About the Series Playing the Lottery is the third installment of in a multi-part series commissioned by Pioneer Institute to understand job and business growth and destruction in Massachusetts over the past 20 years. Previous installments were Failure to Thrive and Heading Down. The series utilizes the National Employment Time Series database to provide a highly detailed view of employment trends. About the Authors John Friar is Executive Professor of Entrepreneurship and Innovation at Northeastern University and a Senior Fellow of Pioneer Institute. Dr. Friar has researched and written extensively on the subjects of entrepreneurship and economic development. He has won the IEEE Transactions Publication Award as the leading researcher in innovation management.
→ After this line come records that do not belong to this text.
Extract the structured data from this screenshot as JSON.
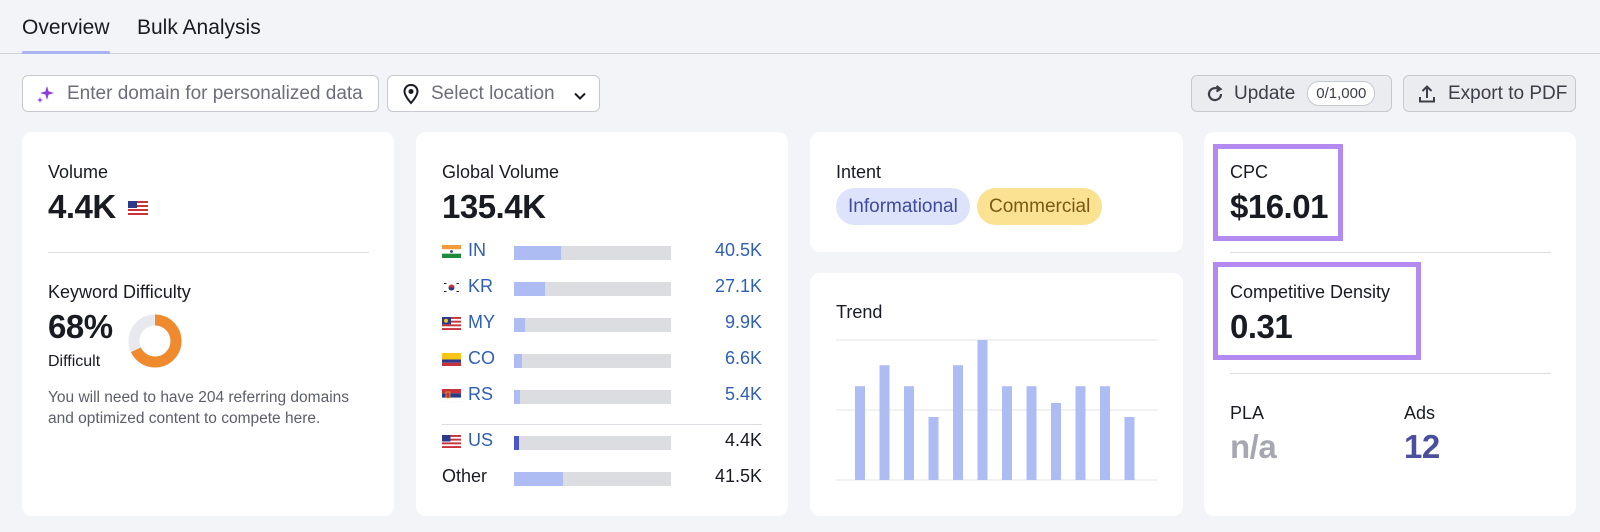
{
  "tabs": [
    {
      "label": "Overview",
      "active": true
    },
    {
      "label": "Bulk Analysis",
      "active": false
    }
  ],
  "toolbar": {
    "domain_placeholder": "Enter domain for personalized data",
    "location_placeholder": "Select location",
    "update_label": "Update",
    "update_counter": "0/1,000",
    "export_label": "Export to PDF"
  },
  "volume": {
    "label": "Volume",
    "value": "4.4K",
    "flag": "US"
  },
  "difficulty": {
    "label": "Keyword Difficulty",
    "value": "68%",
    "percent": 68,
    "level": "Difficult",
    "description": "You will need to have 204 referring domains and optimized content to compete here."
  },
  "global_volume": {
    "label": "Global Volume",
    "value": "135.4K",
    "countries": [
      {
        "code": "IN",
        "value": "40.5K",
        "fraction": 0.3
      },
      {
        "code": "KR",
        "value": "27.1K",
        "fraction": 0.2
      },
      {
        "code": "MY",
        "value": "9.9K",
        "fraction": 0.07
      },
      {
        "code": "CO",
        "value": "6.6K",
        "fraction": 0.05
      },
      {
        "code": "RS",
        "value": "5.4K",
        "fraction": 0.04
      }
    ],
    "us": {
      "code": "US",
      "value": "4.4K",
      "fraction": 0.03
    },
    "other": {
      "label": "Other",
      "value": "41.5K",
      "fraction": 0.31
    }
  },
  "intent": {
    "label": "Intent",
    "tags": [
      "Informational",
      "Commercial"
    ]
  },
  "trend": {
    "label": "Trend",
    "values": [
      0.67,
      0.82,
      0.67,
      0.45,
      0.82,
      1.0,
      0.67,
      0.67,
      0.55,
      0.67,
      0.67,
      0.45
    ]
  },
  "cpc": {
    "label": "CPC",
    "value": "$16.01"
  },
  "competitive_density": {
    "label": "Competitive Density",
    "value": "0.31"
  },
  "pla": {
    "label": "PLA",
    "value": "n/a"
  },
  "ads": {
    "label": "Ads",
    "value": "12"
  },
  "colors": {
    "accent_bar": "#aebcf4",
    "highlight": "#b38af0",
    "difficulty_orange": "#f08a2e",
    "link_blue": "#2f5fb3",
    "ads_purple": "#4a4f9e"
  }
}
Dr. Friar has also won three McMaster Awards as the leading writer of cases in Innovation and New Technology. Dr. Friar is the recipient of seven teaching awards. At Northeastern, he created the School of Technological Entrepreneurship and ran the Entrepreneurship Center, creating the activities that led the Princeton Review to rate NU the fourth most entrepreneurial campus in the nation. Dr. Friar holds a Ph.D. from MIT, and MBA and AB degrees from Harvard University. Megan Gay is a Ph.D. candidate in the Economics Department at Northeastern University. Megan received her B.A. in History in 2001 from The College of William and Mary and received her Master’s in Applied Economics from Northeastern University in 2006. She expects to receive her Ph.D. in Applied Economics from Northeastern University in Summer 2010. Megan specializes in quantitative and qualitative analyses in the areas of industrial organization and health economics. Her current research focuses on buyer power theory and Dominant HMOs, and the determinants of a Dominant HMO’s market share.